The study concluded that solar farms can have a significant impact on local climate conditions, reducing temperatures by to varying extents depending on the season and time of day.

According to the paper “Solar Park Microclimate and Vegetation Management Effects on Grassland Carbon Cycling,” published by the research scientists in the journal Environmental Research Letters, solar installation can achieve reductions in temperatures beneath panels of as much as 5 degrees Centigrade during the summer.

Lancaster University’s Dr. Alona Armstrong said the findings of the study will help fill in a major gap in our understanding of how the breakneck development of large-scale solar farms will affect the broader environment.

“Solar parks are appearing in our landscapes but we are uncertain how they will affect the local environment,” said Armstrong. “This is particularly important as solar parks take up more space per unit of power generated compared with traditional sources. This has implications for ecosystems and the provision of goods, for example crops, and services, such as soil carbon storage. But until this study we didn’t understand how solar parks impacted climate and ecosystems.

“With policies in dominant economies supporting solar energy, it is important that we understand the environmental impacts to ensure we get more than just low carbon energy from the land they occupy.”

This heightened understanding could enable farmers and environmental scientists to better manage land situated within the immediate vicinity of solar farms, and pick the most suitable crops or plant species for anticipated environmental shifts.

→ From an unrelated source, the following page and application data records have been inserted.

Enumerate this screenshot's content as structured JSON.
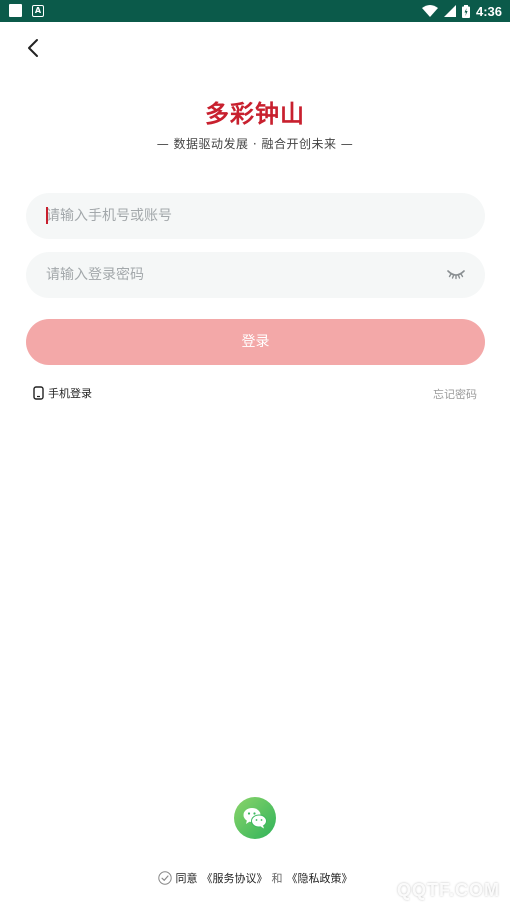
{
  "status_bar": {
    "time": "4:36",
    "left_icons": [
      "square-icon",
      "a-notification-icon"
    ],
    "right_icons": [
      "wifi-icon",
      "signal-icon",
      "battery-icon"
    ],
    "background": "#0b5a4a"
  },
  "header": {
    "app_title": "多彩钟山",
    "slogan": "— 数据驱动发展 · 融合开创未来 —",
    "title_color": "#c8202e"
  },
  "form": {
    "account_placeholder": "请输入手机号或账号",
    "account_value": "",
    "password_placeholder": "请输入登录密码",
    "password_value": "",
    "login_label": "登录",
    "login_color": "#f3a8a8"
  },
  "links": {
    "phone_login": "手机登录",
    "forgot_password": "忘记密码"
  },
  "agreement": {
    "agree": "同意",
    "service": "《服务协议》",
    "and": "和",
    "privacy": "《隐私政策》"
  },
  "watermark": "QQTF.COM"
}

“The shade under the panels may allow crops to be grown that can’t survive in full sun,” said Armstrong. “Also, water losses may be reduced and water could be collected from the large surfaces of the solar panels and used for crop irrigation.”